This course will revisit Hong Kong’s history through the exploration of narratives documenting women, a group often made invisible in history writing, as social actors in the fabric of colonial Hong Kong. From elites’ households to textile factories, from rural villages, western-district brothels to mid-levels convents, schools and hospitals, women of different generations have worked as caregivers, breadwinners, pioneers, and educators while contesting the prescribed subordinate status as objects of exploitation in a patriarchal society. Drawing from a wide range of sources, including archival documents, published biographies, autobiographies, memoirs, family histories, school histories, and oral histories, this course will seek to introduce a multi-faceted history of colonial Hong Kong with women as the focus of inquiry. The discussion of women’s narratives will be situated in respective historical contexts linking the personal to social, political and economic changes in Hong Kong under colonial rule. It will also discuss the use of auto/biographies and oral histories as a methodology in historical research investigating the relations between memory, self and identity.
The course resonates with the Sustainable Development Goals (SDGs) adopted by all United Nations Member States in 2015 by directly engaging in critical reflections that help students work towards the SDGs 5 (Gender Equality), 8 (Decent Work and Economic Growth), 10 (Reduced Inequalities), 11 (Sustainable Cities and Communities), and 16 (Peace, Justice and Strong Institutions).
It is anticipated that on completing the course, students will be able to:
- identify major areas and topics regarding the study of women’s lives and experiences in Hong Kong history
- analyse and discuss in what ways gender has been an organizing force in shaping families, professions, education, and social movements in Hong Kong history

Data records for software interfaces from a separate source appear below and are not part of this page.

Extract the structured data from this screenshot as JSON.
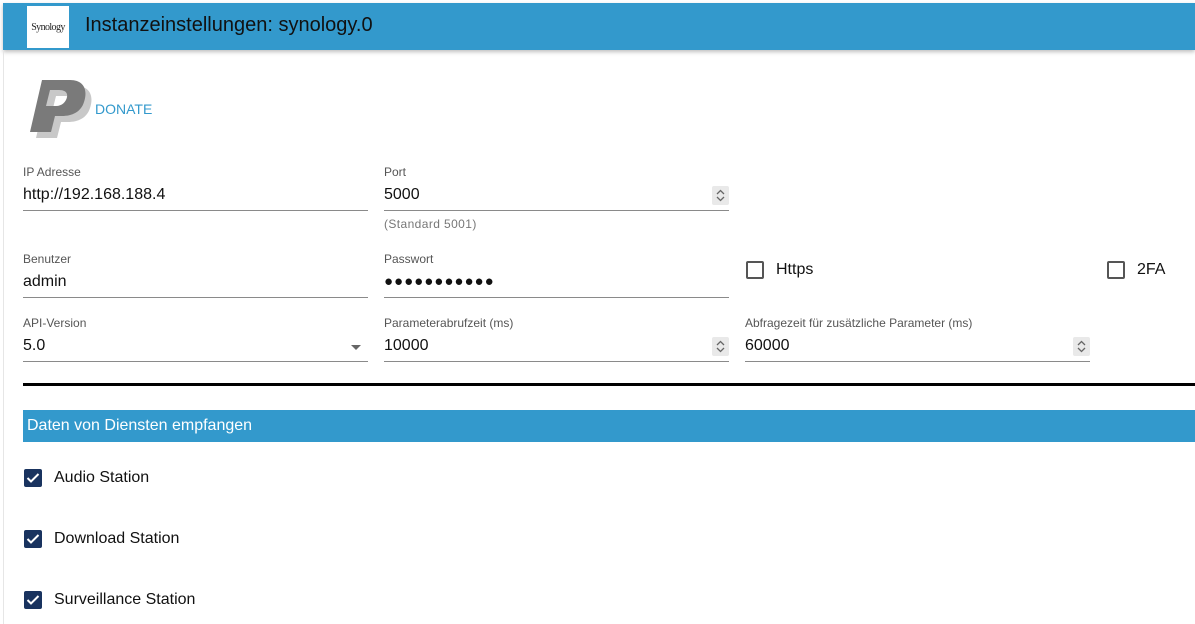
{
  "header": {
    "logo_text": "Synology",
    "title": "Instanzeinstellungen: synology.0"
  },
  "donate": {
    "label": "DONATE"
  },
  "fields": {
    "ip": {
      "label": "IP Adresse",
      "value": "http://192.168.188.4"
    },
    "port": {
      "label": "Port",
      "value": "5000",
      "helper": "(Standard 5001)"
    },
    "user": {
      "label": "Benutzer",
      "value": "admin"
    },
    "password": {
      "label": "Passwort",
      "value": "●●●●●●●●●●●"
    },
    "api": {
      "label": "API-Version",
      "value": "5.0"
    },
    "poll": {
      "label": "Parameterabrufzeit (ms)",
      "value": "10000"
    },
    "extra_poll": {
      "label": "Abfragezeit für zusätzliche Parameter (ms)",
      "value": "60000"
    }
  },
  "options": {
    "https": {
      "label": "Https",
      "checked": false
    },
    "twofa": {
      "label": "2FA",
      "checked": false
    }
  },
  "section": {
    "title": "Daten von Diensten empfangen",
    "services": [
      {
        "label": "Audio Station",
        "checked": true
      },
      {
        "label": "Download Station",
        "checked": true
      },
      {
        "label": "Surveillance Station",
        "checked": true
      }
    ]
  }
}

- examine one’s self identity in complex historical and social contexts
- evaluate competing narratives of a ‘Hong Kong Story’ from a gender and historical perspective
- apply first-hand knowledge and skills in writing history relating the personal to the social, cultural, political and economic contexts
- recognize the interconnections between different sources of inequality and oppression
- critically engage with notions of social justice and social transformation